When the king of region acceded to Indian state the then Prime Minister of India said this “Kashmir’s accession to India was accepted by us at the request of the Maharaja’s government and the most numerously representative popular organization in the state which is predominantly Muslim. Even then it was accepted on condition that as soon as law and order had been restored, the people of Kashmir would decide the question of accession. It is open to them to accede to either Dominion then,” in one of his telegram.
But since then the government of India has been a military occupier and has not attempted to find political solution to the problem at all. The ratio of civilians to the army personnel is put at around 15 to 20 to 1 in the region by various agencies. The current situation there stands as an example of this. Many experts have pointed out that Burhan Wani had not committed any serious offence that warranted his killing. The government time and again seems to have preferred a military solution than a political one. Many point out that talking him into surrendering or giving up arms as it did with the previous generation of militants would have been a better solution for India.
But could we expect anything else from the current Indian state? A woman has been fasting unto death for about a decade and a half against the draconian law AFSPA but to no respite. Then there are the Maoist affected parts of central India. In the recent past the Indian security forces have been involved in many questionable encounters, terrorising the indigenous population and stifling the voice of civil society. One clearly sees Indian state acting as the militia of mining companies to clear out the indigenous population. The forces have hounded journalist Malini Subramanian and civil society like JLAG.

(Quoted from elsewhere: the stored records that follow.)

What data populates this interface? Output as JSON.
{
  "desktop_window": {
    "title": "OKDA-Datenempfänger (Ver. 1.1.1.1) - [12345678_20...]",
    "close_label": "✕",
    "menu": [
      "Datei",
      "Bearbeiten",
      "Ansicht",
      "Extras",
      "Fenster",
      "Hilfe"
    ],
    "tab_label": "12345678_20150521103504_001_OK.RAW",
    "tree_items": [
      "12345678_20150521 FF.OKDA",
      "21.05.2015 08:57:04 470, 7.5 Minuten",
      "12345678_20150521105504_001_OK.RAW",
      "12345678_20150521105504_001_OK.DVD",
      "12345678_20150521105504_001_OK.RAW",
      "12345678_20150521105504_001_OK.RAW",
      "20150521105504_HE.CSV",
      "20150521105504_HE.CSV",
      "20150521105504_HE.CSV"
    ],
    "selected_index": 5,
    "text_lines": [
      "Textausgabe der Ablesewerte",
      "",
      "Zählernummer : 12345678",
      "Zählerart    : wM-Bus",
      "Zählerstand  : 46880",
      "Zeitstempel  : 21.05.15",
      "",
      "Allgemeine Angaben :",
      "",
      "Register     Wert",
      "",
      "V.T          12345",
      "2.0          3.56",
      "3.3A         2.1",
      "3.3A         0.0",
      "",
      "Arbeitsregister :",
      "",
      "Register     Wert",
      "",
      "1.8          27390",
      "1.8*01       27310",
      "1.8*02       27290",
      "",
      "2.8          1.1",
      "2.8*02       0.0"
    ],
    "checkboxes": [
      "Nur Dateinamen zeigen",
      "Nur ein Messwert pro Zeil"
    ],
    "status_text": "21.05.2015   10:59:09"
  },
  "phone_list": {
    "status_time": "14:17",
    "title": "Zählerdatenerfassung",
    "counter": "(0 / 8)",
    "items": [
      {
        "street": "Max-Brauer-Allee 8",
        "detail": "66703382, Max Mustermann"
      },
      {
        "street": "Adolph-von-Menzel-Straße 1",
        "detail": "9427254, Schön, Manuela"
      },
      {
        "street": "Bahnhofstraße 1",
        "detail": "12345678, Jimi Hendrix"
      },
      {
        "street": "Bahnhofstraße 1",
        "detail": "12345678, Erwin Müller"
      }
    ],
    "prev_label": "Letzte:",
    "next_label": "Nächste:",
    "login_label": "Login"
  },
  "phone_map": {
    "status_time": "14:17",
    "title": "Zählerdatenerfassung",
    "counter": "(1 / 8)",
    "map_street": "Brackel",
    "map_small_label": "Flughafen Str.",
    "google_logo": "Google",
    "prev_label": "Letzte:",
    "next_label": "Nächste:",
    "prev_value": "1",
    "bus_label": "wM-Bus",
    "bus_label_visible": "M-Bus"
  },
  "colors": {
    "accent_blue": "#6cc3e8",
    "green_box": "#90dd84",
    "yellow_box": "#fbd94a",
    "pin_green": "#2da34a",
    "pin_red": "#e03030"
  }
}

In all this we see the Indian state working against its own people (or the people it claims as its own).
The mainstream India
While all this goes on across the country the mainstream population and the media are apathetical to the instances of oppression by the state. And the worst part about all this is that the so called liberals and the lefts are also take a completely nationalist-imperialist approach to the situation of Kashmir. The recent movement in Jawaharlal Nehru University in Delhi stands as a testimony to this. The movement that stood for Azaadi, was reluctant to move beyond ‘good nationalism’. Hidden beneath the catchy speeches of Kanhaiya Kumar was the reluctance to admit the occupation of India in Kashmir. Many were not ready to accept the inherent othering that nationalism always relies on. The nationalism of the Indian state has become a Hindu-Brahminical-Imperial one where the muslims in most situations have been othered. While acknowledging the first two especially in the era of BJP rule many people in the left refuse to acknowledge the imperial nature of the Indian state.
And this is best exemplified if we look into the kind of environment in which the youth that is spearheading the protests against Indian forces were raised in.
The violence that bread the protests
There has been a fall in militants entering from Pakistan. Even among the Kashmiri youth the main demand was Aazadi and Pakistan had been sidelined. After separatists like Yasin Malik had given up arms India should have gone in for a political solution. Rather a militaristic approach of the state paved way for a never ending problem. The voices that have come out from the valley, especially that of the youth point out to this. They have been frustrated by the occupying forces. Tortures and violence had become an everyday occurrence. And the Indian state bred a generation of men and women who had seen nothing but this.
Stones of the protesters were intended as responses for the bullets from the Indian Army. And a boy from a simple educated family became the poster boy of Hizbul. What seemed to have motivated him and man other boys in the valley seems to be the guns of the Indian state rather than anything else. THe guns of the Indian state have drove them towards militancy.
India is supposed to be the largest democracy of the world. But in many pockets within and outside the nation this democracy operates as a straitjacket. And the means of running such a democracy against the population that is claimed to be its own is coming from the military. This does not seem like a democracy to me.